“It is said that Romulus and Remus, in order to increase the population of the city they founded, opened a sanctuary in which every man might find asylum and absolution of all crime—a remarkable foreshadowing of what has recently occurred in honor of Christ. The destroyers of Rome followed the example of its founders. But it was not greatly to their credit that the latter, for the sake of increasing the number of their citizens, did that which the former have done, lest the number of their enemies should be diminished” (translation by Marcus Dods from the volume cited above, p. 21).
In this passage, the city of Rome, similarly to our passage from V.17, is presented as a safe space for all men, which Augustine sees as foreshadowing the events following the sack of Rome in 410 CE by the Visigoths, where the churches were granted the status of sanctuaries for refugees, meaning that even non-Christians took shelter in them (see also City of God I.1-2, 4, where Augustine notes that it is somewhat commonplace in war for the victors to spare those who had fled to religious sanctuaries, making reference to Virgil’s account of the Trojan war and the use of the Temple of Juno as a refuge). A large number of Roman refugees made their way to North Africa, Augustine’s home, which made the theme of refuge and asylum something which was rooted very much in his social reality (on Roman churches used as sanctuaries, see also Orosius, Seven Books of History Against the Pagans VII.39.1 and Jerome, Letter 127.13). However, the similarity between early Rome and the churches following the sack of Rome stretches only as far as the fact that both have provided refuge at some point, as the asylum provided by Romulus and the founders of Rome essentially consisted of the city harbouring criminals who thereby escaped punishment for their wrongdoing. Moreover, Augustine argues, the early Romans took in all these morally questionable people with the aim of increasing Rome’s citizens and at the same time decreasing the number of enemies residing in neighbouring states. Their actions were entirely selfishly motivated, therefore, and in this sense the exact opposite of those undertaken by the churches who offered asylum to Rome’s displaced citizens “in honor of Christ.”

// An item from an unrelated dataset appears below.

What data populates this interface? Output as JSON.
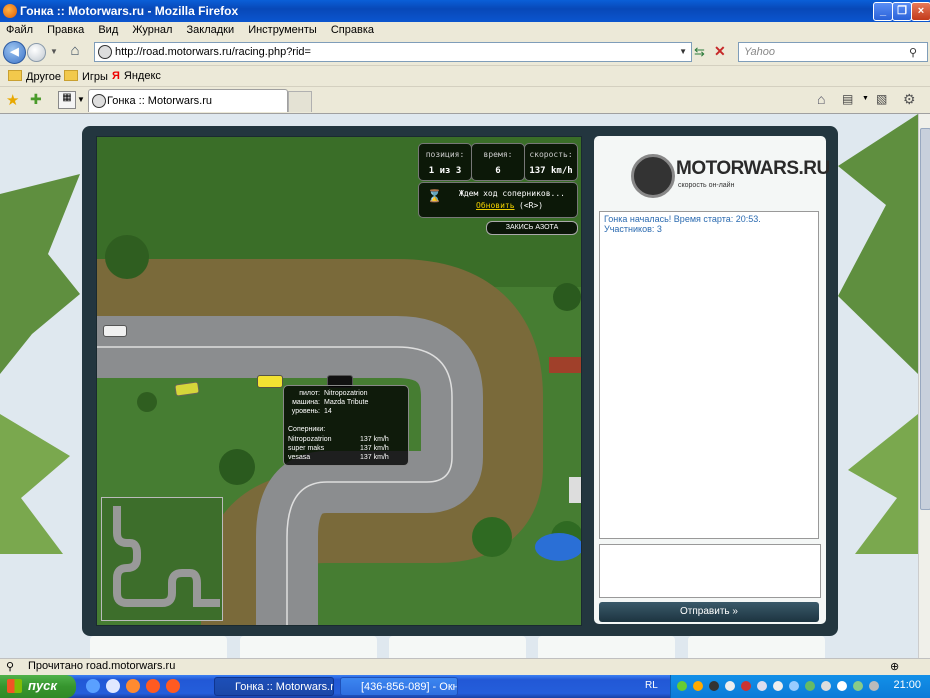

To conclude, we see in our passage from V.17.2, as well as in I.34, Rome’s origins drawn upon by Augustine in order to contrast the Roman people with the citizens of God’s heavenly kingdom. While both the eternal city of God and Rome have in common their gathering together of multitudes of people into a place where sin and crime is no longer held against them, in the case of Rome, this is presented negatively as Romulus’s overlooking of immoral conduct in order to expand the population of his growing state. The very foundation of the Rome is therefore corrupt due to its granting of impunity to anyone who took refuge there. On the other hand, God’s kingdom offers the remission of sins for those who would seek citizenship there. Sin is not simply brushed away and ignored as it was by Romulus, but completely forgiven in Christ. The very nature of the citizens of heaven and the citizens of Rome is thus contrasted, with the latter debased as immoral.